Tongri Liu, Martine I Abboud, Rasheduzzaman Chowdhury, Anthony Tumber, Adam P Hardy, Kerstin Lippl, Christopher T Lohans, Elisabete Pires, James Wickens, Michael A McDonough, Christopher M West, Christopher J Schofield. J Biol Chem. 2020 Sep 15;jbc.RA120.013998. doi: 10.1074/jbc.RA120.013998.

Potent Tetrahydroquinolone Eliminates Apicomplexan Parasites

Apicomplexan infections cause substantial morbidity and mortality, worldwide. New, improved therapies are needed. Herein, we create a next generation anti-apicomplexan lead compound, JAG21, a tetrahydroquinolone, with increased sp3-character to improve parasite selectivity. Relative to other cytochrome b inhibitors, JAG21 has improved solubility and ADMET properties, without need for pro-drug. JAG21 significantly reduces Toxoplasma gondii tachyzoites and encysted bradyzoites in vitro, and in primary and established chronic murine infections. Moreover, JAG21 treatment leads to 100% survival. Further, JAG21 is efficacious against drug-resistant Plasmodium falciparum in vitro. Causal prophylaxis and radical cure are achieved after P. berghei sporozoite infection with oral administration of a single dose (2.5 mg/kg) or 3 days treatment at reduced dose (0.625 mg/kg/day), eliminating parasitemia, and leading to 100% survival. Enzymatic, binding, and co-crystallography/pharmacophore studies demonstrate selectivity for apicomplexan relative to mammalian enzymes. JAG21 has significant promise as a pre-clinical candidate for prevention, treatment, and cure of toxoplasmosis and malaria.

Martin J. McPhillie, Ying Zhou, Mark R. Hickman, James A. Gordon, Christopher R. Weber, Qigui Li, Patty J. Lee, Kangsa Amporndanai, Rachel M. Johnson, Heather Darby, Stuart Woods, Zhu-hong Li, Richard S. Priestley, Kurt D. Ristroph, Scott B. Biering, Kamal El Bissati, Seungmin Hwang, Farida Esaa Hakim, Sarah M. Dovgin, Joseph D. Lykins, Lucy Roberts, Kerrie Hargrave, Hua Cong, Anthony P. Sinai, Stephen P. Muench, Jitender P. Dubey, Robert K. Prud’homme, Hernan A. Lorenzi, Giancarlo A. Biagini, Silvia N. Moreno, Craig W. Roberts, Svetlana V. Antonyuk, Colin W. G. Fishwick, and Rima McLeod.
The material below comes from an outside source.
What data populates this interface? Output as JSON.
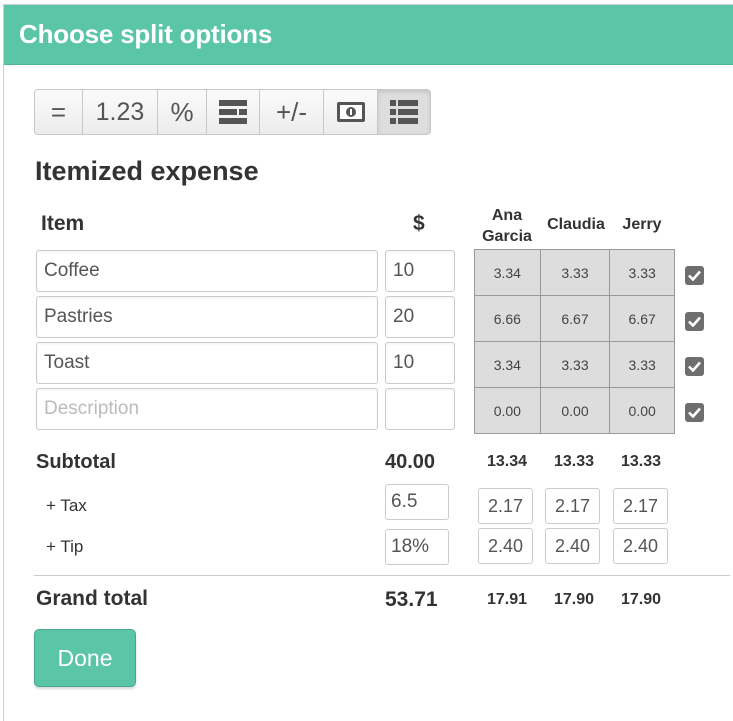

Front. Cell. Infect. Microbiol., 09 June 2020 |